“I lived there two years and two months. At present I am a sojourner in civilized life again.”
July 17 at 10:23pm
You might consider re-reading the final paragraph above. That single sentence scarcely compensates for the entire book’s length of pretending that that sojourn was ever interrupted in the first place.
July 17 at 10:29pm
The sentence I quoted occurs in the first paragraph of the book. He didn’t pretend for long.
Thoreau’s critics have always been far more reductionist than he was. The temptation of try to turn his example into axioms and corrolaries eventually becomes a “brain spider” and produces fairly astonishing criticism.
July 18 at 1:47pm
Thoreau’s incredibly detailed notes on the local flora and the timing of spring flowering have been used to document climate change. http://planetforward.org/idea/thoreau’s-woods-reveal-patterns-of-climate-chang e/change. His words always inspire. I stand here at his cabin site near Walden Pond where I brought my daughters one beautiful day last summer.
Ok Phil, are you here???? Girls???
July 17 at 7:46pm
Exactly, Thoreau was primarily a naturalist. He noted the time of first arrivals, flowerings, the depth of ponds, how many x and y survived the winter, the number of eggs which hatched, what grew where. Etc. He was inventing a science.
July 18 at 10:00am
Excellent birthday tribute to great Environmentalist Henry David Thoreau. It is quite inspiring. Thanks for publishing this fine piece.
Dr.A.Jagadeesh Nellore(AP), India.
Wind energy Expert.

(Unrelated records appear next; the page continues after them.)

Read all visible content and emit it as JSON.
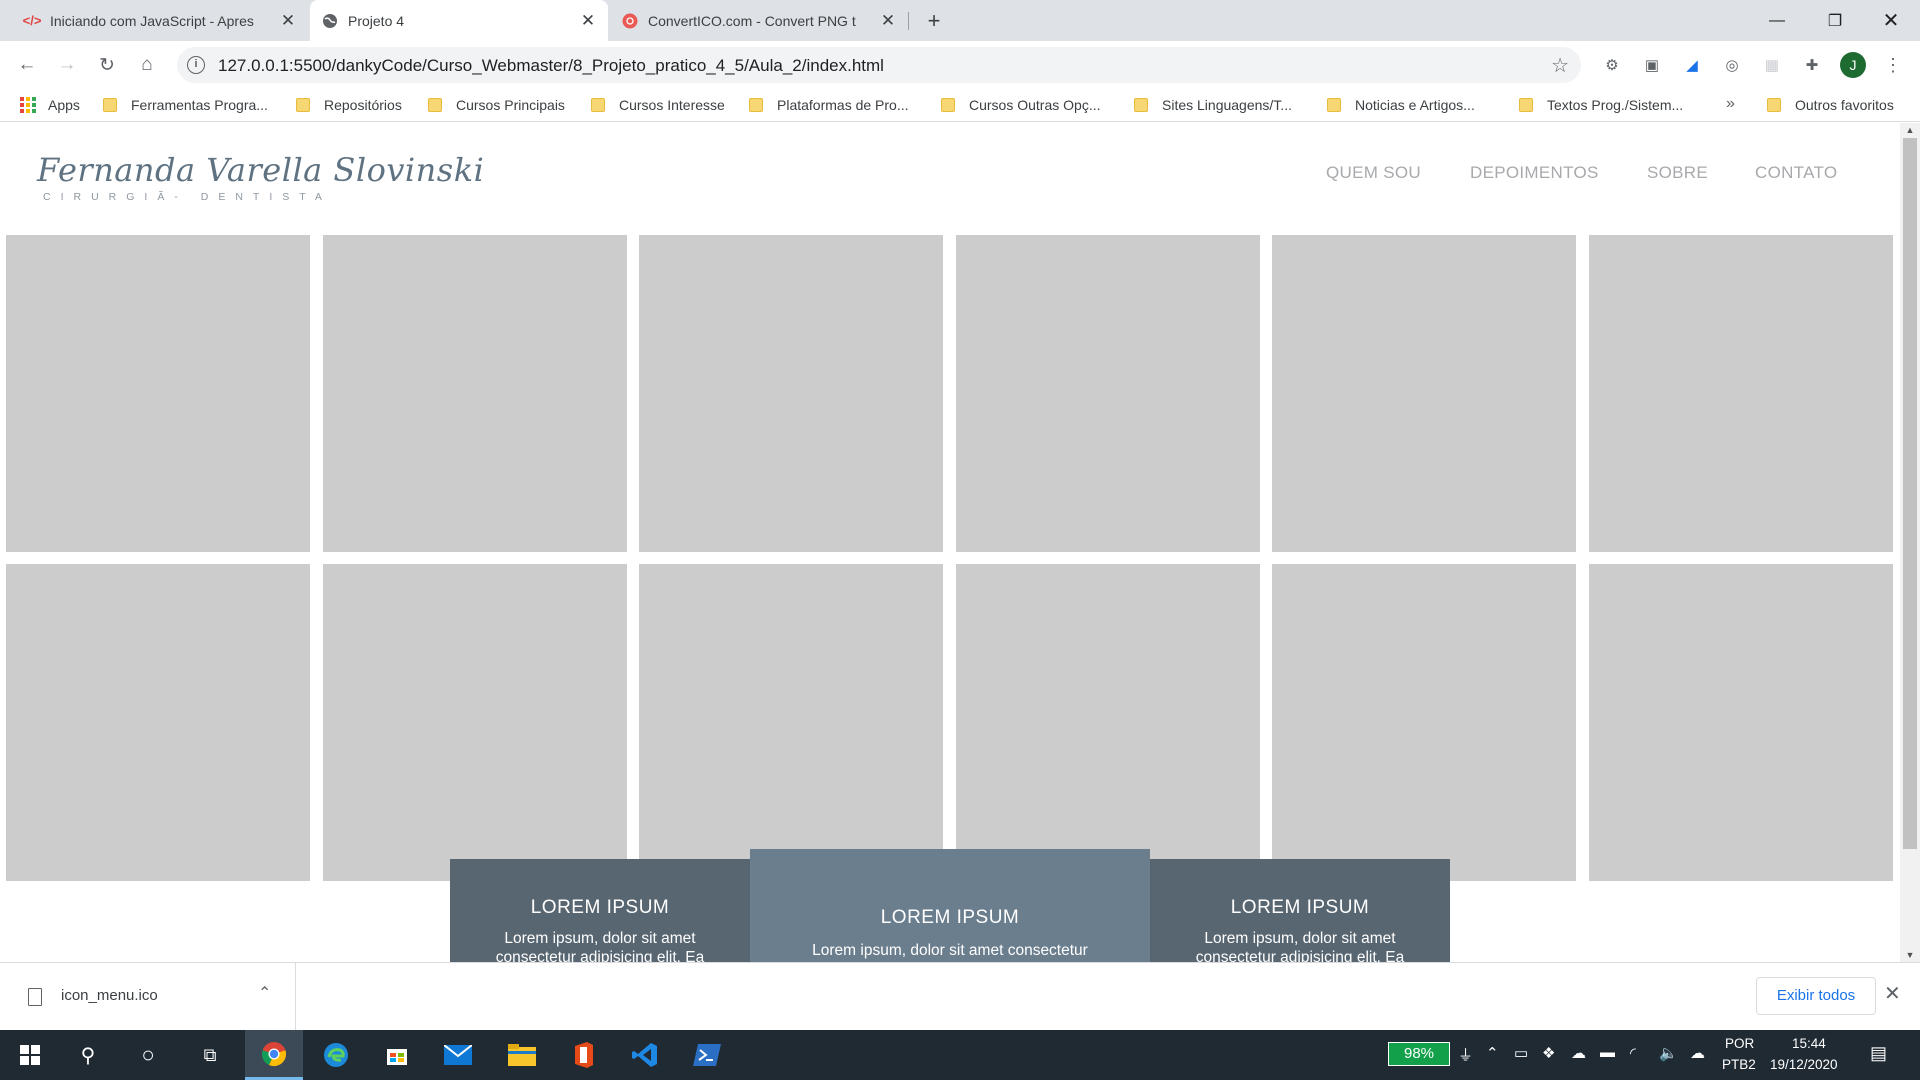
{
  "browser": {
    "tabs": [
      {
        "title": "Iniciando com JavaScript - Apres",
        "favicon": "code-icon"
      },
      {
        "title": "Projeto 4",
        "favicon": "globe-icon"
      },
      {
        "title": "ConvertICO.com - Convert PNG t",
        "favicon": "converticon-icon"
      }
    ],
    "address": "127.0.0.1:5500/dankyCode/Curso_Webmaster/8_Projeto_pratico_4_5/Aula_2/index.html",
    "avatar_letter": "J",
    "bookmarks": [
      "Apps",
      "Ferramentas Progra...",
      "Repositórios",
      "Cursos Principais",
      "Cursos Interesse",
      "Plataformas de Pro...",
      "Cursos Outras Opç...",
      "Sites Linguagens/T...",
      "Noticias e Artigos...",
      "Textos Prog./Sistem...",
      "Outros favoritos"
    ],
    "bookmarks_more": "»"
  },
  "site": {
    "logo_name": "Fernanda Varella Slovinski",
    "logo_sub": "CIRURGIÃ- DENTISTA",
    "nav": [
      "QUEM SOU",
      "DEPOIMENTOS",
      "SOBRE",
      "CONTATO"
    ],
    "cards": [
      {
        "title": "LOREM IPSUM",
        "text": "Lorem ipsum, dolor sit amet consectetur adipisicing elit. Ea"
      },
      {
        "title": "LOREM IPSUM",
        "text": "Lorem ipsum, dolor sit amet consectetur"
      },
      {
        "title": "LOREM IPSUM",
        "text": "Lorem ipsum, dolor sit amet consectetur adipisicing elit. Ea"
      }
    ]
  },
  "downloads": {
    "file": "icon_menu.ico",
    "show_all": "Exibir todos"
  },
  "taskbar": {
    "battery": "98%",
    "lang_1": "POR",
    "lang_2": "PTB2",
    "time": "15:44",
    "date": "19/12/2020"
  },
  "colors": {
    "tile": "#cccccc",
    "card_side": "#586671",
    "card_mid": "#6b7e8e",
    "nav_text": "#a7a9ac",
    "logo": "#5f7281"
  }
}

If you avoided reading Walden when you were in school because you thought it was going to be dull, read it now that you’re an adult. It’s just amazingly different than you imagined.